What you have to do: Of all the lines in the records below, copy only those that contain the string "title".

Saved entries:
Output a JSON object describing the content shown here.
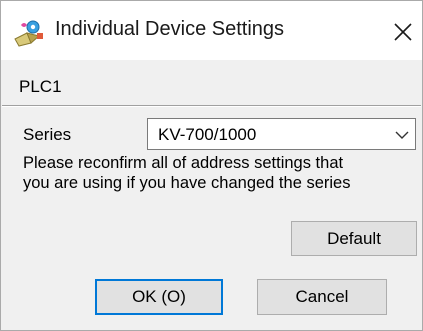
{
  "window": {
    "title": "Individual Device Settings"
  },
  "device": {
    "name": "PLC1"
  },
  "series": {
    "label": "Series",
    "selected_value": "KV-700/1000"
  },
  "note": {
    "line1": "Please reconfirm all of address settings that",
    "line2": "you are using if you have changed the series"
  },
  "buttons": {
    "default_label": "Default",
    "ok_label": "OK (O)",
    "cancel_label": "Cancel"
  },
  "icons": {
    "app": "gp-pro-settings-icon",
    "close": "close-icon",
    "dropdown": "chevron-down-icon"
  },
  "colors": {
    "focus_border": "#0078d7",
    "window_bg": "#f0f0f0",
    "button_bg": "#e1e1e1"
  }
}
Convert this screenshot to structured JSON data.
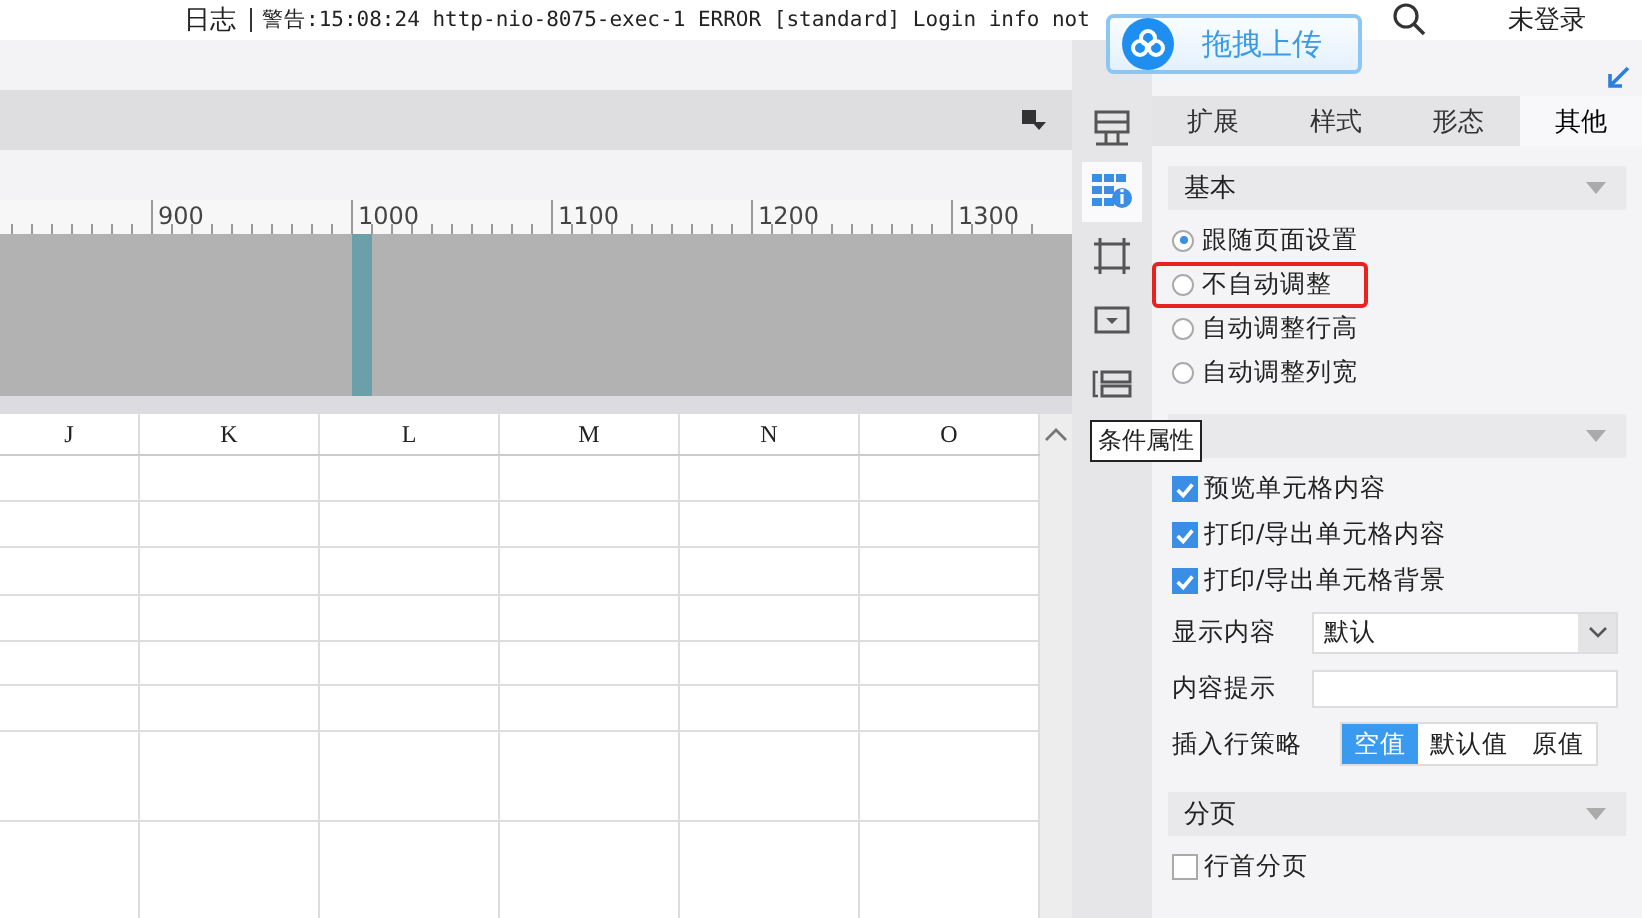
{
  "top_bar": {
    "log_label": "日志",
    "log_message": "警告:15:08:24 http-nio-8075-exec-1 ERROR [standard] Login info not",
    "user": "未登录"
  },
  "upload_badge": {
    "label": "拖拽上传"
  },
  "ruler": {
    "labels": [
      "900",
      "1000",
      "1100",
      "1200",
      "1300"
    ]
  },
  "sheet": {
    "columns": [
      "J",
      "K",
      "L",
      "M",
      "N",
      "O"
    ]
  },
  "side_icons": [
    {
      "kind": "layout",
      "selected": false
    },
    {
      "kind": "grid-info",
      "selected": true
    },
    {
      "kind": "frame",
      "selected": false
    },
    {
      "kind": "dropdown",
      "selected": false
    },
    {
      "kind": "condition",
      "selected": false
    }
  ],
  "tooltip": "条件属性",
  "panel": {
    "tabs": [
      {
        "label": "扩展",
        "selected": false
      },
      {
        "label": "样式",
        "selected": false
      },
      {
        "label": "形态",
        "selected": false
      },
      {
        "label": "其他",
        "selected": true
      }
    ],
    "basic": {
      "title": "基本",
      "options": [
        {
          "label": "跟随页面设置",
          "selected": true
        },
        {
          "label": "不自动调整",
          "selected": false,
          "highlighted": true
        },
        {
          "label": "自动调整行高",
          "selected": false
        },
        {
          "label": "自动调整列宽",
          "selected": false
        }
      ]
    },
    "other": {
      "items": [
        {
          "kind": "checkbox",
          "label": "预览单元格内容",
          "checked": true
        },
        {
          "kind": "checkbox",
          "label": "打印/导出单元格内容",
          "checked": true
        },
        {
          "kind": "checkbox",
          "label": "打印/导出单元格背景",
          "checked": true
        },
        {
          "kind": "select",
          "label": "显示内容",
          "value": "默认"
        },
        {
          "kind": "input",
          "label": "内容提示"
        },
        {
          "kind": "segmented",
          "label": "插入行策略",
          "options": [
            {
              "label": "空值",
              "selected": true
            },
            {
              "label": "默认值",
              "selected": false
            },
            {
              "label": "原值",
              "selected": false
            }
          ]
        }
      ]
    },
    "paging": {
      "title": "分页",
      "items": [
        {
          "kind": "checkbox",
          "label": "行首分页",
          "checked": false
        }
      ]
    }
  }
}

Response to the task:
    "title": "Individual Device Settings"
      "title": "基本",
      "title": "分页",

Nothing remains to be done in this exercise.